Upcoming classes and events: "Living More Magically", Sun, November 6, 2-5pm, on-line or in person in Catonsville. Friday Nov 24, 4-5pm, "Black Friday" meditation, Revolve Wellness Studios in Catonsville. Contact me to register or for more information.

What Do You Want?

“Intention is the glue and play is the spark.” – Doktor Billy Bardo
“You can't get what you want till you know what you want.” – Joe Jackson

Why do you want to do magic?

I can't hear your answer, and lying to yourself is only going to cause you trouble later on. So, be honest with yourself.

Perhaps what you are seeking is one of the "needs" in Maslow's famous hierarchy. Perhaps you have practical, survival ends in mind; maybe you have social ends, you want to participate in magic with a group, or earn the respect of your friends. Perhaps, like the Hermetic magicians of the 19th century, your interest in magic has spiritual aims, you believe that magic can bring you closer to the “divine”, whatever that means to you.

Perhaps you're a curiosity-seeker, looking for something unusual and different.
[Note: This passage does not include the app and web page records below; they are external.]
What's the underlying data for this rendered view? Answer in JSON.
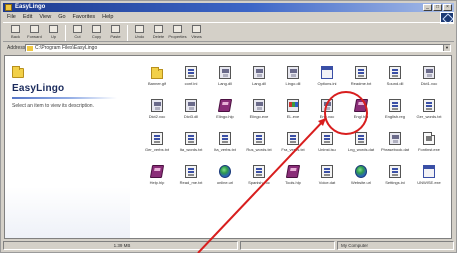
{
  "window": {
    "title": "EasyLingo"
  },
  "menu": [
    "File",
    "Edit",
    "View",
    "Go",
    "Favorites",
    "Help"
  ],
  "toolbar": {
    "buttons": [
      {
        "label": "Back",
        "icon": "back-arrow-icon"
      },
      {
        "label": "Forward",
        "icon": "forward-arrow-icon"
      },
      {
        "label": "Up",
        "icon": "up-folder-icon"
      },
      {
        "label": "Cut",
        "icon": "cut-icon"
      },
      {
        "label": "Copy",
        "icon": "copy-icon"
      },
      {
        "label": "Paste",
        "icon": "paste-icon"
      },
      {
        "label": "Undo",
        "icon": "undo-icon"
      },
      {
        "label": "Delete",
        "icon": "delete-icon"
      },
      {
        "label": "Properties",
        "icon": "properties-icon"
      },
      {
        "label": "Views",
        "icon": "views-icon"
      }
    ]
  },
  "address": {
    "label": "Address",
    "value": "C:\\Program Files\\EasyLingo"
  },
  "webview": {
    "folder_title": "EasyLingo",
    "description": "Select an item to view its description."
  },
  "files": [
    {
      "name": "Banner.gif",
      "type": "folder"
    },
    {
      "name": "conf.ini",
      "type": "cfg"
    },
    {
      "name": "Lang.dll",
      "type": "dll"
    },
    {
      "name": "Lang.dll",
      "type": "dll"
    },
    {
      "name": "Lingo.dll",
      "type": "dll"
    },
    {
      "name": "Options.ini",
      "type": "winapp"
    },
    {
      "name": "Readme.txt",
      "type": "cfg"
    },
    {
      "name": "Sound.dll",
      "type": "cfg"
    },
    {
      "name": "Dict1.voc",
      "type": "dll"
    },
    {
      "name": "Dict2.voc",
      "type": "dll"
    },
    {
      "name": "Dict3.dll",
      "type": "dll"
    },
    {
      "name": "Elingo.hlp",
      "type": "book"
    },
    {
      "name": "Elingo.exe",
      "type": "dll"
    },
    {
      "name": "EL.exe",
      "type": "msi"
    },
    {
      "name": "Eng.voc",
      "type": "dll"
    },
    {
      "name": "Engl.hlp",
      "type": "book"
    },
    {
      "name": "English.reg",
      "type": "cfg"
    },
    {
      "name": "Ger_words.txt",
      "type": "cfg"
    },
    {
      "name": "Ger_verbs.txt",
      "type": "cfg"
    },
    {
      "name": "Ita_words.txt",
      "type": "cfg"
    },
    {
      "name": "Ita_verbs.txt",
      "type": "cfg"
    },
    {
      "name": "Rus_words.txt",
      "type": "cfg"
    },
    {
      "name": "Fra_verbs.txt",
      "type": "cfg"
    },
    {
      "name": "Uninst.isu",
      "type": "cfg"
    },
    {
      "name": "Lng_words.dat",
      "type": "cfg"
    },
    {
      "name": "Phrasebook.dat",
      "type": "dll"
    },
    {
      "name": "Fontinst.exe",
      "type": "doc"
    },
    {
      "name": "Help.hlp",
      "type": "book"
    },
    {
      "name": "Read_me.txt",
      "type": "cfg"
    },
    {
      "name": "online.url",
      "type": "globe"
    },
    {
      "name": "Spanish.voc",
      "type": "cfg"
    },
    {
      "name": "Tools.hlp",
      "type": "book"
    },
    {
      "name": "Voice.dat",
      "type": "cfg"
    },
    {
      "name": "Website.url",
      "type": "globe"
    },
    {
      "name": "Settings.ini",
      "type": "cfg"
    },
    {
      "name": "UNWISE.exe",
      "type": "winapp"
    }
  ],
  "selected_file": "EL.exe",
  "status": {
    "size": "1.39 MB",
    "zone": "My Computer"
  }
}
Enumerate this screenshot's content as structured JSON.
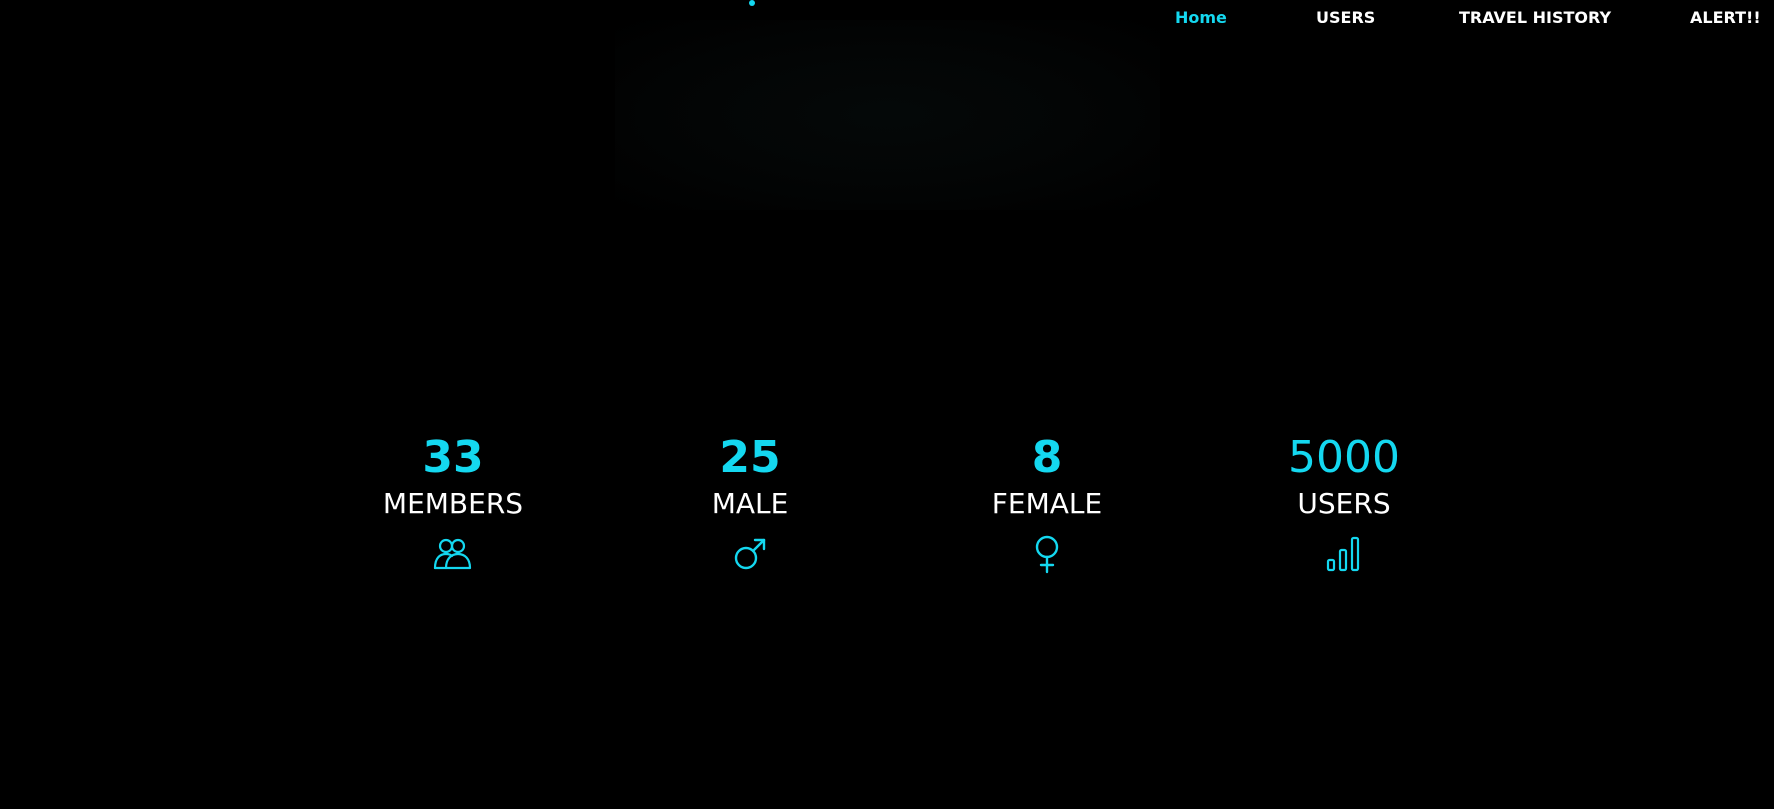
{
  "nav": {
    "home": "Home",
    "users": "USERS",
    "travel_history": "TRAVEL HISTORY",
    "alert": "ALERT!!",
    "active": "home"
  },
  "stats": {
    "members": {
      "value": "33",
      "label": "MEMBERS",
      "icon": "members-icon"
    },
    "male": {
      "value": "25",
      "label": "MALE",
      "icon": "male-icon"
    },
    "female": {
      "value": "8",
      "label": "FEMALE",
      "icon": "female-icon"
    },
    "users": {
      "value": "5000",
      "label": "USERS",
      "icon": "bar-chart-icon"
    }
  },
  "colors": {
    "accent": "#14d8f0",
    "text": "#ffffff",
    "background": "#000000"
  }
}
Perhaps you desire power over other people. I'm not recommending or endorsing that; but I am suggesting that you look at your mix of motivations, see if that one is there, and consciously decide whether or not you want to keep it.

Magic is about change. But change is always happening. What sets magic apart is that it is willed change. A magician doesn't merely make things change – sit down for a minute and something will change somewhere! A magician makes change happen in the way that they wish – “in accordance with will”, as old Uncle Aleister put it.

And that means that the magician must be clear about what they wish. Every time we set out to do a spell or a ritual, we must have a clear intent in mind, and the best way to do that it to explicitly verbalize it.

Failure to set a clear intention can have disastrous consequences. There are many tales of magicians who failed to state things clearly: who left a loophole when they summoned a spirit and got crushed by it, or who phrased a spell ambiguously and got a result they asked for but did not desire.

And if you work magic in a group, just like any other group project you won't get far if everyone is pulling in different directions. There has to be some degree of consensus about the desired outcome if you're going to work together.

A simple way to bring this about is for whoever is leading or facilitating the group to describe their goal, and explicitly ask the other participants if that goal meets with their approval. “My friends, is it your will that so-and-so?”*

Even when performing a solo ritual, we are often of two (or more!) minds about a subject. By clearly stating or expressing our intent, we can bring a unity (however temporary) to our own mind.

For those who like more subtlety, it is also possible to draw a group of people (or a single divided mind) together into one intent by setting the circumstances, nature, and participants of the ritual, by invoking some influences and banishing others.

But don't neglect the straightforward power of a simple declaration.

What do you want?